Exercise brief ▸
Please count the lines in the data below that hold the word "content", and give only the number.

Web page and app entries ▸
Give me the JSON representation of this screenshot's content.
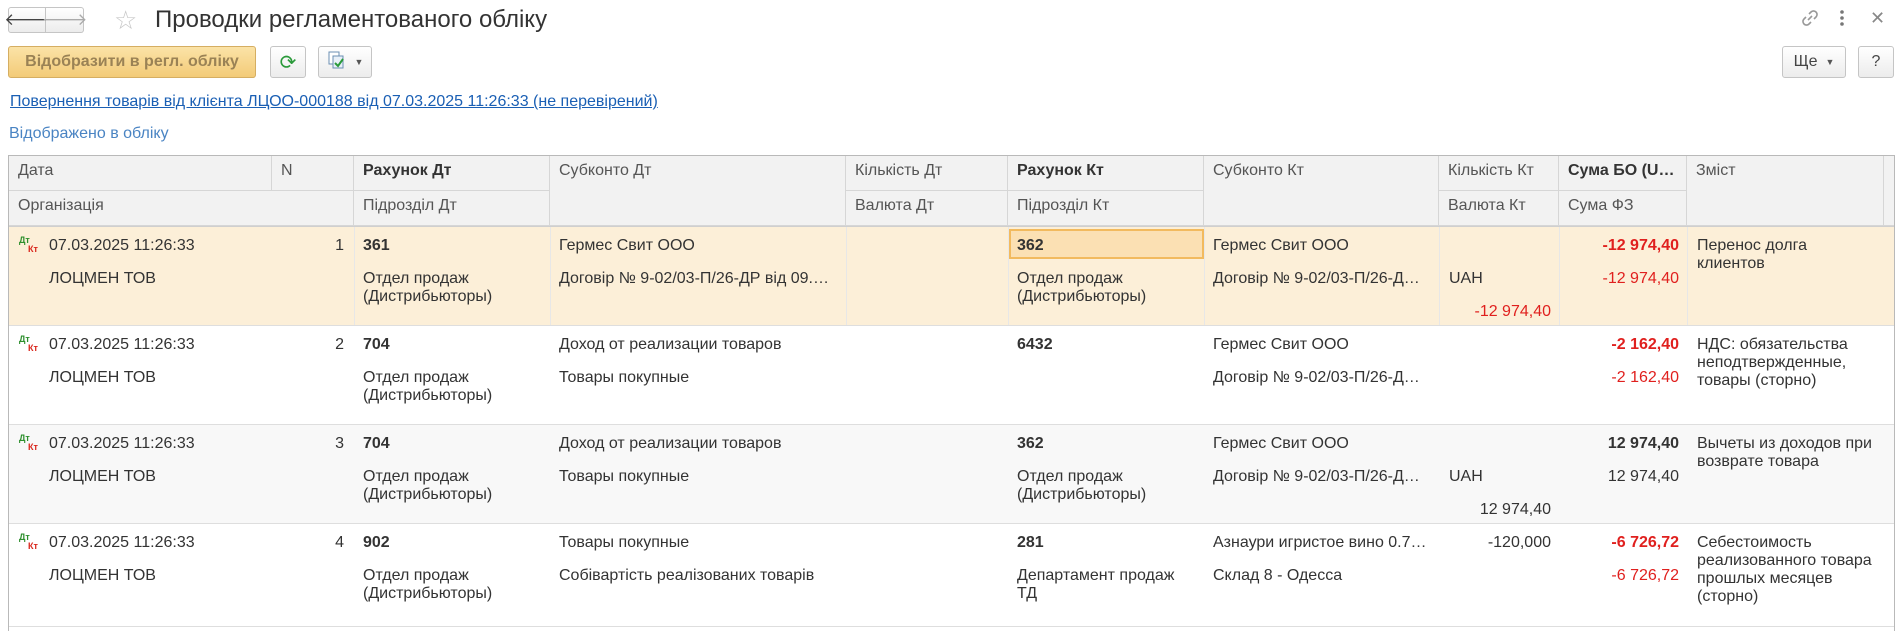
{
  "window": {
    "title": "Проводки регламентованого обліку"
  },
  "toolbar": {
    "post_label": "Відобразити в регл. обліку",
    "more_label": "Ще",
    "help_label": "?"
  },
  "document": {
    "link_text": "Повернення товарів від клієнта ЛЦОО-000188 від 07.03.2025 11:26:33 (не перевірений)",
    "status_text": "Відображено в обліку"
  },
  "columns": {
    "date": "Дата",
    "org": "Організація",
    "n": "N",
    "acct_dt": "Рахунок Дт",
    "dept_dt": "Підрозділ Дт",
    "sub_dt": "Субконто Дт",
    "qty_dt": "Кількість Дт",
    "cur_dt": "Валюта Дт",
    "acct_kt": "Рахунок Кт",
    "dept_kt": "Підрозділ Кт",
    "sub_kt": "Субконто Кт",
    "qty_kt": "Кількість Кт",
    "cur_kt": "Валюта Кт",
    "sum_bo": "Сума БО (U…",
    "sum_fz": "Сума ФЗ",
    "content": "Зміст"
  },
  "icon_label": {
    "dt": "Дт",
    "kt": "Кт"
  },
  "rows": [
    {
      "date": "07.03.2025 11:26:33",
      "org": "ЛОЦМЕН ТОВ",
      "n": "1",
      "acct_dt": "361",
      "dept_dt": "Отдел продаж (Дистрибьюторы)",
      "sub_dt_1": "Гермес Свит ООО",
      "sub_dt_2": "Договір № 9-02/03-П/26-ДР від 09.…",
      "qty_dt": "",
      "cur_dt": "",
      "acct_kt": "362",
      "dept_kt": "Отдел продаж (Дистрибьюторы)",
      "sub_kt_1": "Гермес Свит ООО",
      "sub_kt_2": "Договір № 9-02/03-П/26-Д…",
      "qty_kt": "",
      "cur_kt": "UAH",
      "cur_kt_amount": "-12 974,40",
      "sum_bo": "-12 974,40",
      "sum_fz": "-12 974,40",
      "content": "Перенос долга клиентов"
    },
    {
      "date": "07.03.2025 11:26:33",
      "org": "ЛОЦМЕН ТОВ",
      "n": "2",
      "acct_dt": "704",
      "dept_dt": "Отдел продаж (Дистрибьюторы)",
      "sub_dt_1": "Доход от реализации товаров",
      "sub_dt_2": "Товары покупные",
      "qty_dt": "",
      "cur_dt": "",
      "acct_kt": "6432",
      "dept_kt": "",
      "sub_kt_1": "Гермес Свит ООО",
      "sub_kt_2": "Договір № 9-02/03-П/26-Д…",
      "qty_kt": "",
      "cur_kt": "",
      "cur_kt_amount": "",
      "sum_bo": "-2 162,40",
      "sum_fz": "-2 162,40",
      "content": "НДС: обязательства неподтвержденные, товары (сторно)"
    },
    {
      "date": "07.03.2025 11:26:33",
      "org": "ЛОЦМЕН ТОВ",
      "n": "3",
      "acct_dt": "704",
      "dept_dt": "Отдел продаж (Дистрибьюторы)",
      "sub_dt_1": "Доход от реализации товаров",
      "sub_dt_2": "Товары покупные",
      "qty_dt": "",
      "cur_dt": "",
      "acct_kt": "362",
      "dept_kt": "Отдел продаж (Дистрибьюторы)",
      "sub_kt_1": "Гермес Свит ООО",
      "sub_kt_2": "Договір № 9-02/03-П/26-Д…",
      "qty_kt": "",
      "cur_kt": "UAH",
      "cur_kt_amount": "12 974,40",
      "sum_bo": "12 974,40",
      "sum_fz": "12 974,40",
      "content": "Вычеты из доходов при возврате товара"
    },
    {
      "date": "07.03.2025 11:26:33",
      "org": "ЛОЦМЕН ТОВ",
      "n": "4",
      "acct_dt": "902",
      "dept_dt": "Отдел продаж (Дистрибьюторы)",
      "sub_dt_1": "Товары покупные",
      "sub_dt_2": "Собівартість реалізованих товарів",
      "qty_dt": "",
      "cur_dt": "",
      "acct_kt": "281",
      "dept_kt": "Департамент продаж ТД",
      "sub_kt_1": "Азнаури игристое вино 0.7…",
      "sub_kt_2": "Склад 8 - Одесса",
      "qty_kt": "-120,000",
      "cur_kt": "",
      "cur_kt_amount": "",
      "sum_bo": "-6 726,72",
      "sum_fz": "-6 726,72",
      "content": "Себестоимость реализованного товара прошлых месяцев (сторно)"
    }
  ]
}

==

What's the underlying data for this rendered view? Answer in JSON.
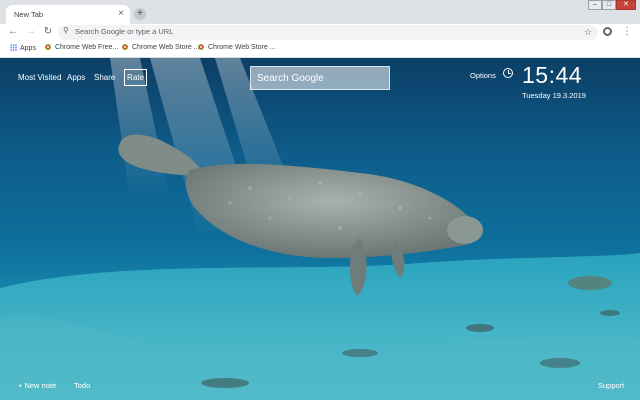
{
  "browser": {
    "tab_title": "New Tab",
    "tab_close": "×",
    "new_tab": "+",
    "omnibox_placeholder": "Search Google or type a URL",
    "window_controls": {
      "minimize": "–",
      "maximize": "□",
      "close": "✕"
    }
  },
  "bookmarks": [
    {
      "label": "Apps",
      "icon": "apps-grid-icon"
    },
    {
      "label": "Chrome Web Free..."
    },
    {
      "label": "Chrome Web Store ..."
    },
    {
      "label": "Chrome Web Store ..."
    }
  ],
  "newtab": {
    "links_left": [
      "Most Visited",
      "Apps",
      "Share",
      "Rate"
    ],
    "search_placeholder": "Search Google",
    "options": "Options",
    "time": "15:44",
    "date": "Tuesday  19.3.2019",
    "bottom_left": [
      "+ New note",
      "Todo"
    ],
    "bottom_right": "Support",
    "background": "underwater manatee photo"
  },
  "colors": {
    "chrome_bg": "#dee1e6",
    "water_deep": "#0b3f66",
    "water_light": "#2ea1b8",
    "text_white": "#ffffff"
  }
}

Your response ▸
6